In the Trenches: The Trooper

Rick Williams owns Rick’s Sign Company, a commercial sign shop in Longview, Texas. He has been in the sign industry since 1973 and has been a contributing editor to Sign Business since 1986. Contact Rick via e-mail at

As a young boy, greatly because of the influence of the little boy that is now the CEO and owner of the company that publishes this magazine, I worked every summer and at other times as well. Bob set that example, having come from such a large family, that very early on he realized that if he wanted anything extra he would have to earn the money to pay for it himself.

Several summers we were part of a small sales crew that was taken all over Northeast Texas selling subscriptions to the Longview Morning Journal, which was based in downtown Longview, our home town. One summer, when we were about 14 years old, the driver and supervisor assigned to us was Mr. Bailey, an elderly man from Gilmer, Texas, who managed to cram his portly self and four or five teenage boys into his little four-door Simca, a French made import about the size of a VW bug.

Each day, we left the newspaper office with more than 100 copies of that day’s Journal, and gave them away to our victims, offering a free month of morning papers if they would subscribe for six months or a year. But, some days we could not call on enough housewives and retirees who would answer our knock at their door, and we’d have multiple papers left over. These we rolled up and threw out as gifts to the locals from the captives in the unairconditioned import full of sweaty teenage boys.

Once we left the city limits of whatever town we had worked in, the paper throwing evolved into a game of seeing who had the best aim and could hit a speed limit sign, or any other sign while moving along those rural Texas highways. And it was a great game of fun and skill, and hilarity was enjoyed by all until the day, coming back from Carthage, Texas, Officer Wisenhunt, a Panola County state trooper, flipped on his lights and siren and pulled over Mr. Bailey and his motley crew.

The state Trooper walked up the passenger side of the car first and demanded an explanation as to why we were littering his highway. We responded as politely and respectfully as we could, in repentant voices, accurately claiming to have not thought of the seriousness of our actions. He received woeful apologies from two or three of us, especially Ricky Webb, a future Baptist minister who had not yet seen the light, but spoke well and knew something about repentance already.

Officer Wisenhunt said little, then told Mr. Bailey to get out of the car and come back to see him in his vehicle. We knew we were in trouble, and while they talked we were devising ways we could raise the money to pay for Mr. Bailey’s ticket.
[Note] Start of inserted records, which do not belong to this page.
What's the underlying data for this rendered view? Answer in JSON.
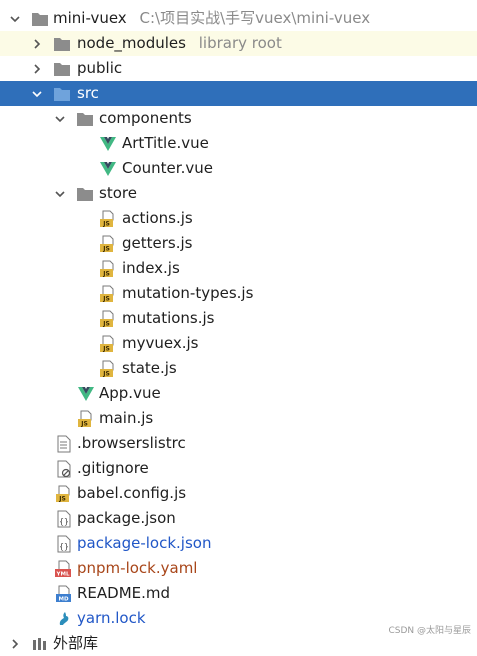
{
  "project_tree": {
    "root": {
      "label": "mini-vuex",
      "path": "C:\\项目实战\\手写vuex\\mini-vuex"
    },
    "node_modules": {
      "label": "node_modules",
      "hint": "library root"
    },
    "public": {
      "label": "public"
    },
    "src": {
      "label": "src"
    },
    "components": {
      "label": "components"
    },
    "artitle": {
      "label": "ArtTitle.vue"
    },
    "counter": {
      "label": "Counter.vue"
    },
    "store": {
      "label": "store"
    },
    "actions": {
      "label": "actions.js"
    },
    "getters": {
      "label": "getters.js"
    },
    "index": {
      "label": "index.js"
    },
    "mutation_types": {
      "label": "mutation-types.js"
    },
    "mutations": {
      "label": "mutations.js"
    },
    "myvuex": {
      "label": "myvuex.js"
    },
    "state": {
      "label": "state.js"
    },
    "app": {
      "label": "App.vue"
    },
    "main": {
      "label": "main.js"
    },
    "browserslistrc": {
      "label": ".browserslistrc"
    },
    "gitignore": {
      "label": ".gitignore"
    },
    "babel": {
      "label": "babel.config.js"
    },
    "package": {
      "label": "package.json"
    },
    "package_lock": {
      "label": "package-lock.json"
    },
    "pnpm_lock": {
      "label": "pnpm-lock.yaml"
    },
    "readme": {
      "label": "README.md"
    },
    "yarn_lock": {
      "label": "yarn.lock"
    },
    "external": {
      "label": "外部库"
    }
  },
  "watermark": "CSDN @太阳与星辰",
  "colors": {
    "selected_row": "#2f6fba",
    "highlight_row": "#fcfbe6",
    "folder": "#8c8c8c",
    "vue_green": "#41b883",
    "vue_dark": "#35495e",
    "js_badge": "#e0b53f",
    "modified_blue": "#2157c7",
    "new_brown": "#a8461a"
  }
}
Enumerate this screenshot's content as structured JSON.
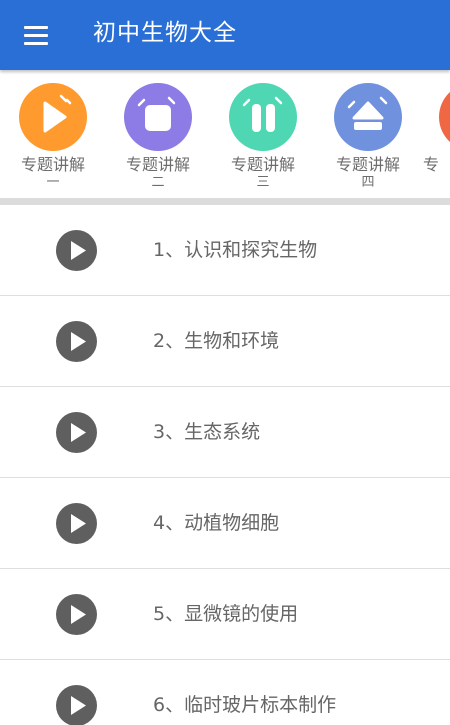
{
  "app": {
    "title": "初中生物大全"
  },
  "topics": [
    {
      "label": "专题讲解",
      "num": "一",
      "color": "#ff9a2e",
      "icon": "play-triangle-icon"
    },
    {
      "label": "专题讲解",
      "num": "二",
      "color": "#8d7be6",
      "icon": "square-stop-icon"
    },
    {
      "label": "专题讲解",
      "num": "三",
      "color": "#4ed7b2",
      "icon": "pause-bars-icon"
    },
    {
      "label": "专题讲解",
      "num": "四",
      "color": "#6f91de",
      "icon": "eject-icon"
    },
    {
      "label": "专",
      "num": "",
      "color": "#ef6743",
      "icon": "partial-topic-icon"
    }
  ],
  "lessons": [
    {
      "title": "1、认识和探究生物"
    },
    {
      "title": "2、生物和环境"
    },
    {
      "title": "3、生态系统"
    },
    {
      "title": "4、动植物细胞"
    },
    {
      "title": "5、显微镜的使用"
    },
    {
      "title": "6、临时玻片标本制作"
    }
  ],
  "colors": {
    "header": "#2a6fd6",
    "play_button": "#5f5f5f",
    "text": "#666666"
  }
}
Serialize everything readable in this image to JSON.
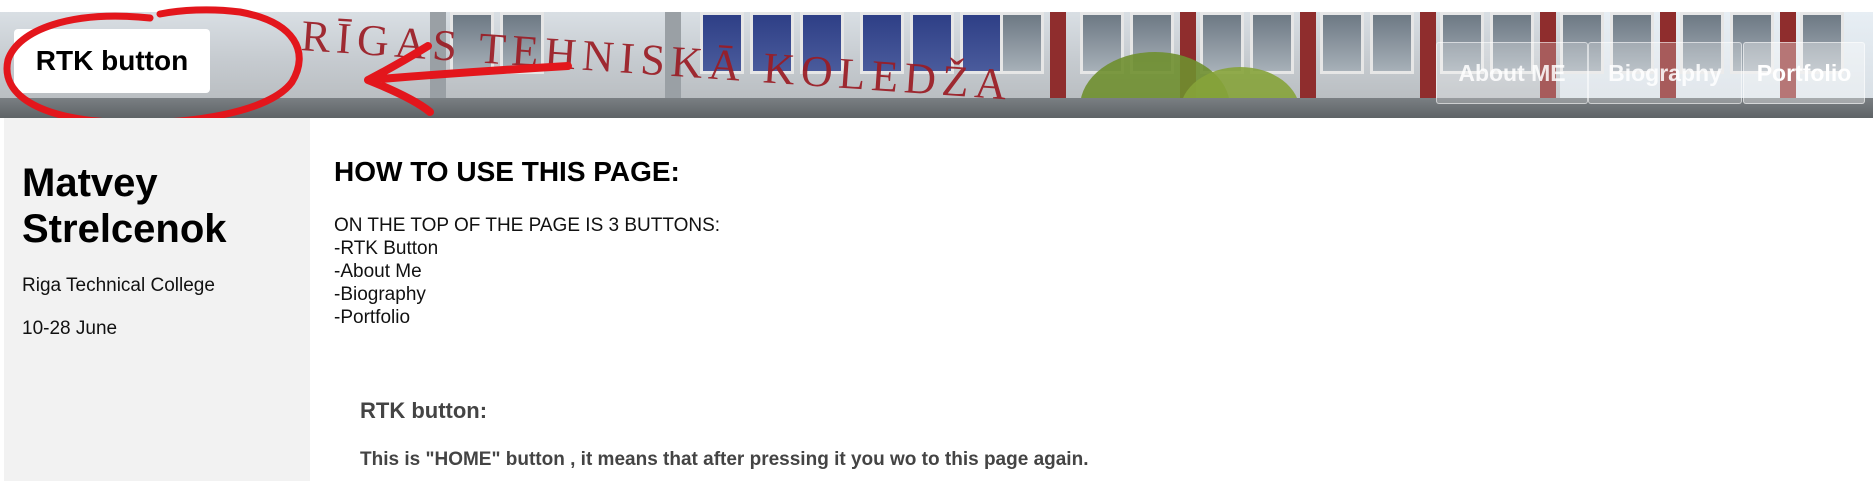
{
  "header": {
    "rtk_button_label": "RTK button",
    "nav": [
      {
        "label": "About ME"
      },
      {
        "label": "Biography"
      },
      {
        "label": "Portfolio"
      }
    ],
    "building_sign": "RĪGAS TEHNISKĀ KOLEDŽA"
  },
  "sidebar": {
    "name": "Matvey Strelcenok",
    "school": "Riga Technical College",
    "dates": "10-28 June"
  },
  "main": {
    "heading": "HOW TO USE THIS PAGE:",
    "intro": "ON THE TOP OF THE PAGE IS 3 BUTTONS:",
    "list": [
      "-RTK Button",
      "-About Me",
      "-Biography",
      "-Portfolio"
    ],
    "rtk_heading": "RTK button:",
    "rtk_description": "This is \"HOME\" button , it means that after pressing it you wo to this page again."
  },
  "colors": {
    "annotation_red": "#e3161c",
    "sidebar_bg": "#f2f2f2",
    "sign_red": "#9b1c24"
  },
  "icons": {
    "annotation_circle": "red-circle-annotation",
    "annotation_arrow": "red-arrow-annotation"
  }
}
When Mr. Bailey got back in the car, without a word he cranked up and started driving in silence. After several miles he spoke and said, “Boys, you know what you were doing, and I let you do, was wrong, dead wrong, and we are never going do it again. But mostly due to the respect you showed, your politeness and good manners, this time we were only issued a warning.”

“And in fact,” Mr. Bailey continued, “I believe officer Wisenhunt was a bit impressed with you all, because he told me he’d been following us at a distance for four or five miles, and as far as he knew… you boys hadn’t missed a single sign!”
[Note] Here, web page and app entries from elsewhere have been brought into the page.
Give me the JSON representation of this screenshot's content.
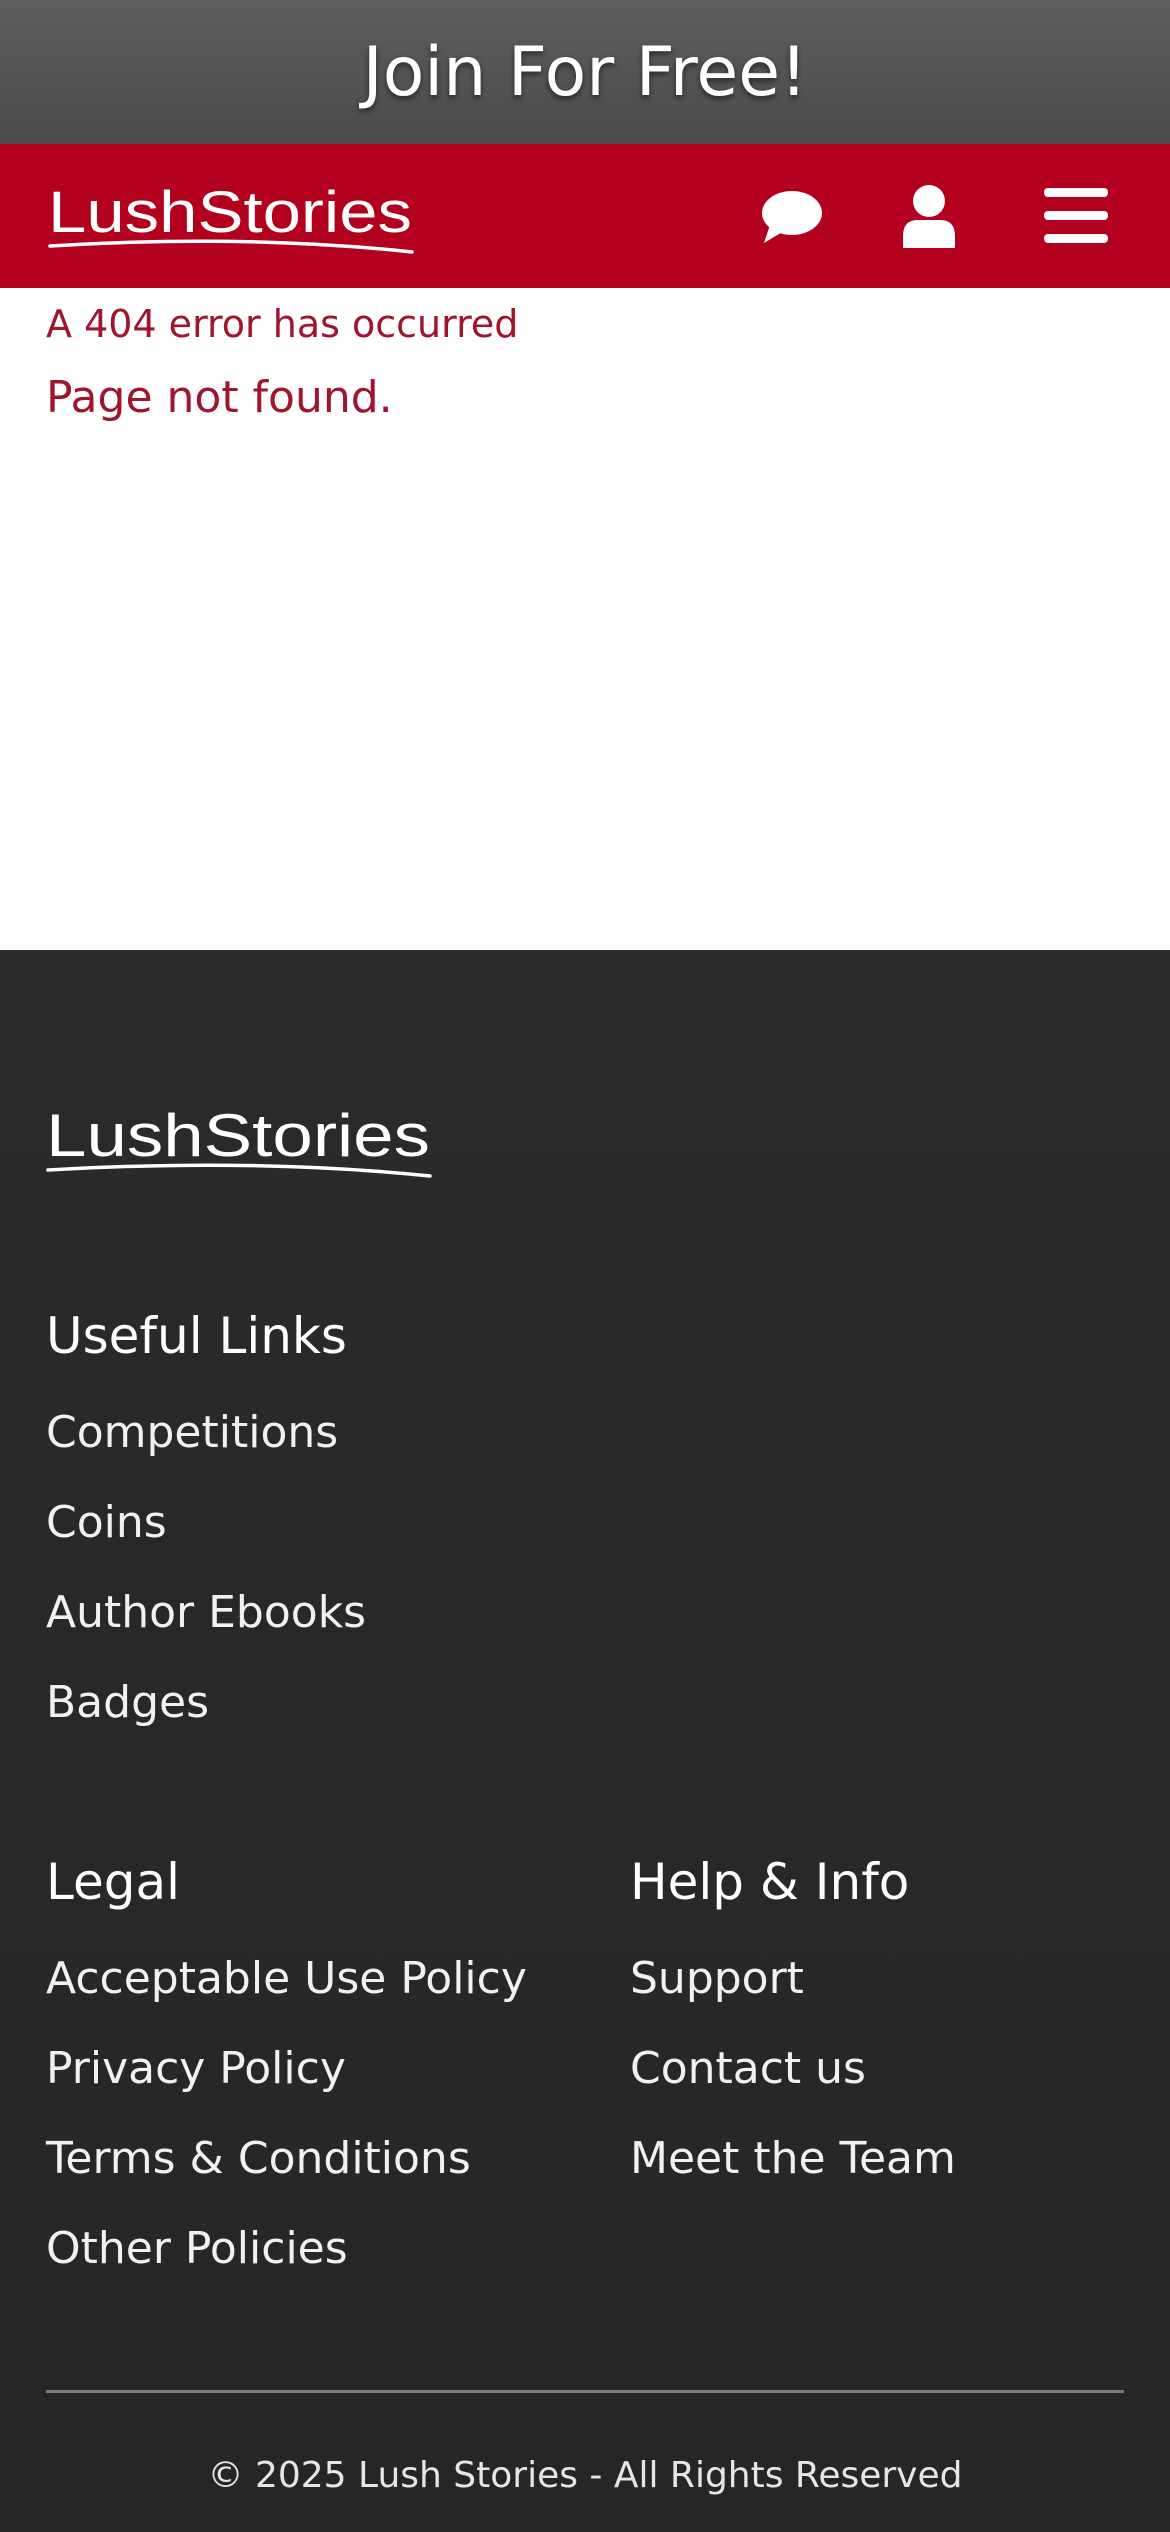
{
  "banner": {
    "join_label": "Join For Free!"
  },
  "brand": {
    "logo_text": "LushStories"
  },
  "nav": {
    "chat_icon": "chat-bubble-icon",
    "user_icon": "user-icon",
    "menu_icon": "hamburger-menu-icon"
  },
  "error": {
    "code_text": "A 404 error has occurred",
    "message": "Page not found."
  },
  "footer": {
    "useful_links": {
      "title": "Useful Links",
      "items": [
        "Competitions",
        "Coins",
        "Author Ebooks",
        "Badges"
      ]
    },
    "legal": {
      "title": "Legal",
      "items": [
        "Acceptable Use Policy",
        "Privacy Policy",
        "Terms & Conditions",
        "Other Policies"
      ]
    },
    "help": {
      "title": "Help & Info",
      "items": [
        "Support",
        "Contact us",
        "Meet the Team"
      ]
    },
    "copyright": "© 2025 Lush Stories - All Rights Reserved"
  },
  "colors": {
    "brand_red": "#b2001e",
    "error_red": "#a0152d",
    "footer_bg": "#282828",
    "banner_bg": "#575757"
  }
}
Well, that was a long time ago, but besides the reminder that littering is a crime, the take away from that experience was that politeness and good manners makes any human situation, even a troubled one, go a lot smoother and probably have a much better outcome.

This is especially true in business, as an employer (as many of you are), or fellow worker at any enterprise, the courtesy shown to each other in the work place sets a tone for each and every workday and makes a huge difference in our ability to enjoy our work and be able to function as a team. And if the business is a family affair, triple what I just said.

Though we fail at times, I really do make a diligent effort to set the best example I can and try hard to encourage my team leaders and team workers, especially those of my family, to treat everyone with respect always, with politeness and courtesy always, even those they grew up with from day one. This, perhaps above anything else, helps us enjoy what we do, allows us to be professional and productive at it, and have a great month, every month.

This is my constant wish for my crew, and for all my readers out there.